in man-made religions and humanistic philosophies.

Human knowledge is a fraction of the whole universe.
The balance is a vast void of human ignorance. Human
reason cannot fully function in such a void; thus, the
intellect can rise no higher than the criteria by which it
perceives and measures values.

Humanism makes man his own standard of measure.
However, as with all measuring systems, a standard
must be greater than the value measured. Based on
preponderant ignorance and an egocentric carnal
nature, humanism demotes reason to the simpleton
task of excuse-making in behalf of the rule of appe-
tites, desires, feelings, emotions, and glands.

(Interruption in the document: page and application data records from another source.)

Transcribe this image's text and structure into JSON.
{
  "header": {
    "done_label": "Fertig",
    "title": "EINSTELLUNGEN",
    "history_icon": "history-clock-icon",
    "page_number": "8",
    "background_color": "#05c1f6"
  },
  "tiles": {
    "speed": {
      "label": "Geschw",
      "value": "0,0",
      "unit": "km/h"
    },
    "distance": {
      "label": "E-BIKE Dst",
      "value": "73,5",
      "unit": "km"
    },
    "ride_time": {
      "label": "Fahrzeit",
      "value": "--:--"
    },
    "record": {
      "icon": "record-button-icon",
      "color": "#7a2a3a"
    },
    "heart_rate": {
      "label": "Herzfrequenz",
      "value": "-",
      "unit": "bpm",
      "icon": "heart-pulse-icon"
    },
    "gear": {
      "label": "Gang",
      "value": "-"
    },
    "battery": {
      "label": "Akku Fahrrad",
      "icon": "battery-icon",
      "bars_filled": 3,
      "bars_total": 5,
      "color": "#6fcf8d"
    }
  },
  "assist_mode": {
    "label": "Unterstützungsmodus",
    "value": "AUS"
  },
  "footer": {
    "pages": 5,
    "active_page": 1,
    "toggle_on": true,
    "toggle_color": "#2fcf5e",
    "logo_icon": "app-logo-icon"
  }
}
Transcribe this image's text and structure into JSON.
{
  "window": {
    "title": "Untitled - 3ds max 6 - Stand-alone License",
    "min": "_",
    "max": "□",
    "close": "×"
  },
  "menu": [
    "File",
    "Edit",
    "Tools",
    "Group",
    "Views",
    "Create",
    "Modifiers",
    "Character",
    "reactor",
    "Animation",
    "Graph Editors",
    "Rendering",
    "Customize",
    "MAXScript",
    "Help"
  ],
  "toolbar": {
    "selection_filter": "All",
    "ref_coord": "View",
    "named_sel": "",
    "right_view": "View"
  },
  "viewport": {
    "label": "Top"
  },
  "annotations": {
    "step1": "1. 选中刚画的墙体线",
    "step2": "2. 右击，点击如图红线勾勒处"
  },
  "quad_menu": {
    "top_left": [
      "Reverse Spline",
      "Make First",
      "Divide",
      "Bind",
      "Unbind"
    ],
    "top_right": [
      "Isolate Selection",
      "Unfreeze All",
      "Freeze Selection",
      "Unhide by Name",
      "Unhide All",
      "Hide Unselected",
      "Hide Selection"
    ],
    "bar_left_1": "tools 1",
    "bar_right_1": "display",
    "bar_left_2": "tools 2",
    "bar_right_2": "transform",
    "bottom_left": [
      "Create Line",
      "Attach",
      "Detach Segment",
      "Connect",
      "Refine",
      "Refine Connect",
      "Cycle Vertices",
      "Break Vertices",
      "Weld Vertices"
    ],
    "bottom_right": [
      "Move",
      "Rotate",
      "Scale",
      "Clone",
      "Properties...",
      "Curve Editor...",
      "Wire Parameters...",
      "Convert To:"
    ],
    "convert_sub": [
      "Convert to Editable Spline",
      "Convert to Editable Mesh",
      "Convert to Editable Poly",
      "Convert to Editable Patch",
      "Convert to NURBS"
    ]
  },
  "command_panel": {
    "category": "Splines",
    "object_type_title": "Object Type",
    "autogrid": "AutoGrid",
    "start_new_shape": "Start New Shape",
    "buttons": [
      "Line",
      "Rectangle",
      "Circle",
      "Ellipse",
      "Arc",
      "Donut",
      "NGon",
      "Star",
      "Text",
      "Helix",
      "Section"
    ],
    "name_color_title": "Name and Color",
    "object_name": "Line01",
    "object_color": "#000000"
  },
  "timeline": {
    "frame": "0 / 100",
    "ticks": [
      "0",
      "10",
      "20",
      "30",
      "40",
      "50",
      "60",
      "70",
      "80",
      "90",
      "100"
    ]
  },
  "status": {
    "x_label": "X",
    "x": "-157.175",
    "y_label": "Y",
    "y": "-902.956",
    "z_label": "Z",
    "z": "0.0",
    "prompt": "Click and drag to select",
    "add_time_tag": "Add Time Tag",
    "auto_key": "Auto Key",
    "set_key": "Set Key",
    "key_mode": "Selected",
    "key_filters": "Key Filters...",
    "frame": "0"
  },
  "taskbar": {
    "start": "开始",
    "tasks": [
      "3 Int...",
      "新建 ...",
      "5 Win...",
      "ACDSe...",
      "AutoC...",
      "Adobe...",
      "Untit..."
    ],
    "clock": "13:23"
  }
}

Because man, hobbled in an ego-centric predicament,
cannot invent criteria greater than himself, the humanist
lacks a predictive capability. Without instinct or trans-
cendent criteria, humanism cannot evaluate options with
foresight and vision for progression and survival. Lack-
ing foresight, man is blind to potential consequence and
is unwittingly committed to mediocrity, collectivism,
averages, and regression - and worse. Humanism is an
unworthy worship.

The void of human ignorance can easily be filled with
a functional faith while not-so-patiently awaiting the
foot-dragging growth of human knowledge and behav-
ior. Faith, initiated by the Creator and revealed and
validated in His Word, the Bible, brings a transcend-
ent standard to man the choice-maker. Other philo-
sophies and religions are man-made, humanism, and
thereby lack what only the Bible has:

1.Transcendent Criteria and
2.Fulfilled Prophetic Validation.

The vision of faith in God and His Word is survival
equipment for today and the future. Only the Creator,
who made us in His own image, is qualified to define
us accurately.

Human is earth's Choicemaker. Psalm 25:12 He is by
nature and nature's God a creature of Choice - and of
Criteria. Psalm 119:30,173 His unique and definitive
characteristic is, and of Right ought to be, the natural
foundation of his environments, institutions, and re-
spectful relations to his fellow-man. Thus, he is orien-
ted to a Freedom whose roots are in the Order of the
universe. selah


MERRY CHRISTMAS December 25, 2006 AD